To read plenty about the technicalities of this hike, here are some fun sites: Trail Mutt; Yellowstone Park; and a blog we found written by another hiker mom.

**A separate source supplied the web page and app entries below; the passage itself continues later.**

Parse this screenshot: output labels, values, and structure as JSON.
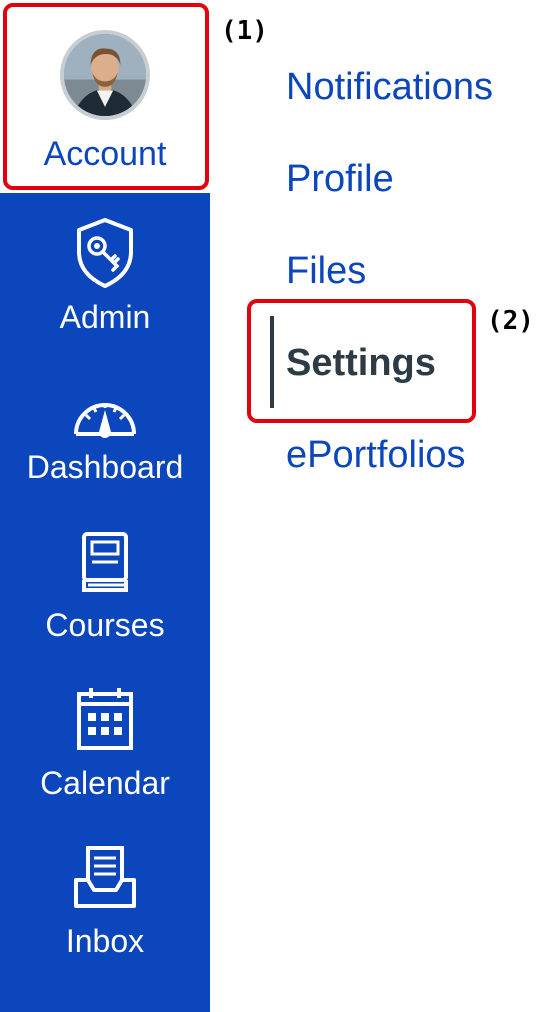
{
  "global_nav": {
    "account": {
      "label": "Account"
    },
    "items": [
      {
        "label": "Admin",
        "icon": "admin-shield-key-icon"
      },
      {
        "label": "Dashboard",
        "icon": "dashboard-gauge-icon"
      },
      {
        "label": "Courses",
        "icon": "courses-book-icon"
      },
      {
        "label": "Calendar",
        "icon": "calendar-icon"
      },
      {
        "label": "Inbox",
        "icon": "inbox-icon"
      }
    ],
    "colors": {
      "background": "#0b46bd",
      "text": "#ffffff"
    }
  },
  "account_menu": {
    "links": [
      {
        "label": "Notifications"
      },
      {
        "label": "Profile"
      },
      {
        "label": "Files"
      },
      {
        "label": "Settings",
        "active": true
      },
      {
        "label": "ePortfolios"
      }
    ],
    "colors": {
      "link": "#0b46bd",
      "active": "#2d3b45"
    }
  },
  "annotations": [
    {
      "label": "(1)",
      "color": "#e3000f"
    },
    {
      "label": "(2)",
      "color": "#e3000f"
    }
  ]
}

On the eve of my birthday, I couldn't have picked a better way to celebrate than hiking in the mountains surrounded by flowers, trees, and the sound of birds chirping. It really was poetic. In fact, in addition to spending some of my hiking time (I had 11 hours!) praying for my husband and children, I also brought to mind some Robert Frost poetry. It was marvelous. Also, I had a hard time believing it wasn't all a dream. How crazy to be hiking so far from my usual setting - in July! - and come across snow! We even hiked through it a couple times. Here you can see our first close-up sighting of it as well as our first tiny stream crossing.
If you follow any of the links I recommended above, you'd see that this hike is "not recommended for beginners." By the time we traversed a million meadows, many uphill climbs, trillions of rocks, including a loooooong pile of scree - I was exhausted. During the last mile, I forced down a peanut butter Power Bar that Stacy offered and I would compare this leg of the hike to transition in labor. I wanted to quit but couldn't - I was driven on by the need to finish. Making it to the top of Table Mountain was the equivalent of holding the baby in my hands. I have to admit that my steps were VERY slow and I felt miserable a few times. It is entirely possible that I got Rachel to take this photo of me just so I could stop. But we were getting really close here!
A view of the goal:

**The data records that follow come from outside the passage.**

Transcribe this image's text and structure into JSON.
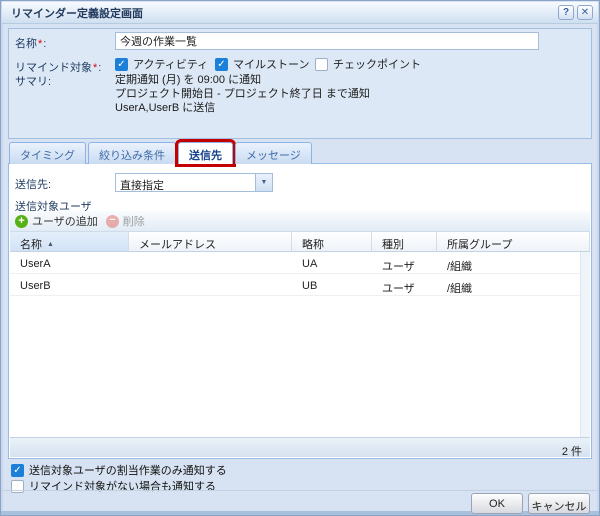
{
  "dialog": {
    "title": "リマインダー定義設定画面",
    "help_glyph": "?",
    "close_glyph": "✕"
  },
  "form": {
    "name_label": "名称",
    "required_mark": "*",
    "colon": ":",
    "name_value": "今週の作業一覧",
    "target_label": "リマインド対象",
    "targets": [
      {
        "label": "アクティビティ",
        "checked": true
      },
      {
        "label": "マイルストーン",
        "checked": true
      },
      {
        "label": "チェックポイント",
        "checked": false
      }
    ],
    "summary_label": "サマリ:",
    "summary_lines": [
      "定期通知 (月) を 09:00 に通知",
      "プロジェクト開始日 - プロジェクト終了日 まで通知",
      "UserA,UserB に送信"
    ]
  },
  "tabs": [
    {
      "label": "タイミング",
      "active": false
    },
    {
      "label": "絞り込み条件",
      "active": false
    },
    {
      "label": "送信先",
      "active": true,
      "annotated": true
    },
    {
      "label": "メッセージ",
      "active": false
    }
  ],
  "destination": {
    "label": "送信先:",
    "selected_value": "直接指定",
    "dropdown_glyph": "▼",
    "section_label": "送信対象ユーザ",
    "toolbar": {
      "add_label": "ユーザの追加",
      "add_glyph": "+",
      "delete_label": "削除",
      "delete_glyph": "−"
    },
    "table": {
      "columns": [
        "名称",
        "メールアドレス",
        "略称",
        "種別",
        "所属グループ"
      ],
      "sort_column": "名称",
      "sort_glyph": "▲",
      "rows": [
        {
          "name": "UserA",
          "email": "",
          "abbr": "UA",
          "type": "ユーザ",
          "group": "/組織"
        },
        {
          "name": "UserB",
          "email": "",
          "abbr": "UB",
          "type": "ユーザ",
          "group": "/組織"
        }
      ],
      "count_text": "2 件"
    }
  },
  "options": [
    {
      "label": "送信対象ユーザの割当作業のみ通知する",
      "checked": true
    },
    {
      "label": "リマインド対象がない場合も通知する",
      "checked": false
    }
  ],
  "footer": {
    "ok_label": "OK",
    "cancel_label": "キャンセル"
  },
  "colors": {
    "annotation_red": "#c40000",
    "checkbox_blue": "#1d80d8",
    "panel_border": "#99bbe8",
    "add_icon_green": "#56b214",
    "delete_icon_red": "#e2574c",
    "title_text": "#223a5e"
  }
}
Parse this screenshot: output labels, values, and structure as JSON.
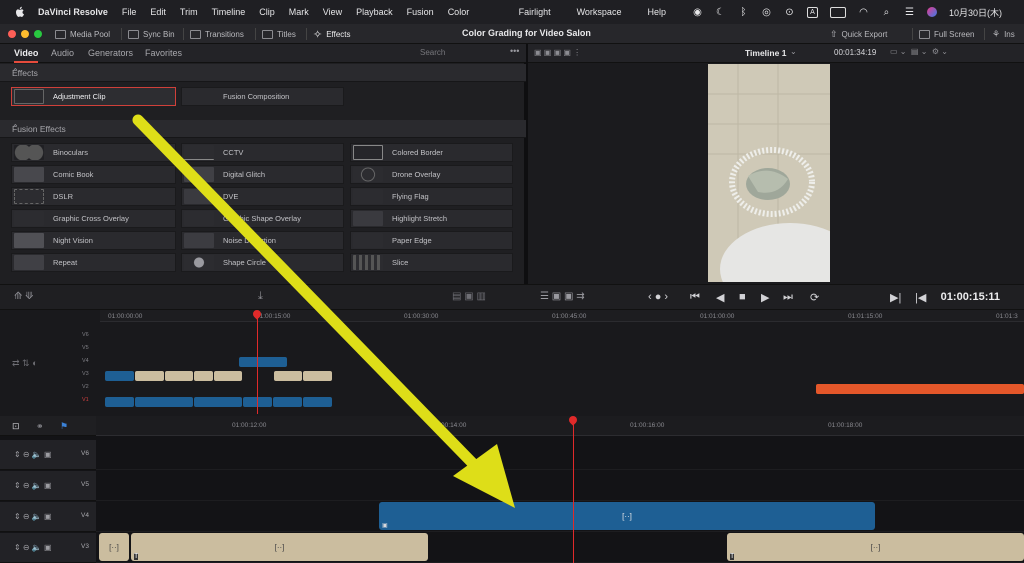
{
  "menubar": {
    "app_name": "DaVinci Resolve",
    "items": [
      "File",
      "Edit",
      "Trim",
      "Timeline",
      "Clip",
      "Mark",
      "View",
      "Playback",
      "Fusion",
      "Color"
    ],
    "right_items": [
      "Fairlight",
      "Workspace",
      "Help"
    ],
    "date": "10月30日(木)"
  },
  "toolbar": {
    "media_pool": "Media Pool",
    "sync_bin": "Sync Bin",
    "transitions": "Transitions",
    "titles": "Titles",
    "effects": "Effects",
    "project_title": "Color Grading for Video Salon",
    "quick_export": "Quick Export",
    "full_screen": "Full Screen",
    "inspector": "Ins"
  },
  "effects_panel": {
    "tabs": [
      "Video",
      "Audio",
      "Generators",
      "Favorites"
    ],
    "search_placeholder": "Search",
    "section_effects": "Effects",
    "section_fusion": "Fusion Effects",
    "effects_items": [
      "Adjustment Clip",
      "Fusion Composition"
    ],
    "fusion_items": [
      [
        "Binoculars",
        "CCTV",
        "Colored Border"
      ],
      [
        "Comic Book",
        "Digital Glitch",
        "Drone Overlay"
      ],
      [
        "DSLR",
        "DVE",
        "Flying Flag"
      ],
      [
        "Graphic Cross Overlay",
        "Graphic Shape Overlay",
        "Highlight Stretch"
      ],
      [
        "Night Vision",
        "Noise Distortion",
        "Paper Edge"
      ],
      [
        "Repeat",
        "Shape Circle",
        "Slice"
      ]
    ]
  },
  "viewer": {
    "timeline_name": "Timeline 1",
    "timecode_top": "00:01:34:19",
    "timecode_current": "01:00:15:11"
  },
  "mini_timeline": {
    "ruler": [
      "01:00:00:00",
      "01:00:15:00",
      "01:00:30:00",
      "01:00:45:00",
      "01:01:00:00",
      "01:01:15:00",
      "01:01:3"
    ],
    "tracks": [
      "V6",
      "V5",
      "V4",
      "V3",
      "V2",
      "V1"
    ]
  },
  "main_timeline": {
    "ruler": [
      "01:00:12:00",
      "01:00:14:00",
      "01:00:16:00",
      "01:00:18:00"
    ],
    "tracks": [
      "V6",
      "V5",
      "V4",
      "V3"
    ],
    "clip_glyph": "[··]"
  },
  "colors": {
    "accent_red": "#e64b3c",
    "clip_blue": "#1e5f94",
    "clip_tan": "#cbbd9f",
    "clip_orange": "#e4572a",
    "arrow_yellow": "#dede18"
  }
}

If you say, "That looks like a breeze!" I will kill you. This picture doesn't do justice to it's difficulty. In fact, as I look at this, I think it appears that you could walk right up whistling a tune and picking at your fingernails. To lend some perspective, we probably had a good mile to go at this point and there is scrambling involved to reach the summit. Peeking out on the left side is none other than The Grand Teton - all 13,770 feet of it.

We reached the top just five hours after our start. My feet were cramping and I felt the elation I've only felt two other times: upon successful completion of four natural childbirth and three half-marathons. Some shots from the top:
It was mightily incredible. We sat up there for an hour and ate our lunch and shooed away a rock chuck. I wanted to relish the scenery for as long as possible, but I also wanted to quell the anxiety that crept into my chest and gut by beginning the downhill that I feared. Here is what I was facing:
That was taken from the top and the trail is visible zig-zagging away toward a fork we would eventually take to descend the Huckleberry trail. Thank God. I think the loose rock and constant slope of The Face would have torn apart my nerves and my knees on the return. Huckleberry held more lovely views, numerous river crossings, four over logs, one with shoes off, pants rolled up, and icy water cooling our toes. Huckleberry was two additional miles compared to The Face - and though it was downhill, it took us the same five hours we'd spent going up.
I had many philosophical, analytical moments, most of which I'm sparing you. I spent a lot of time considering why I'm so fearful. Why did it seem as if those other girls pranced down the hill like sure-footed mountain goats, while I tiptoed with caution? I was afraid to disturb the mountain lest it hurl me off its side and into the valley below. Kevin says I just need more experience. I'm all for it. And like I told Rachel as we strolled a path through Indian Paintbrush, Bluebells, Columbine, Monkshood, Huckleberry, and Stinging Nettle - after this hike, nothing is going to seem very difficult for a long, long time.

Post a Comment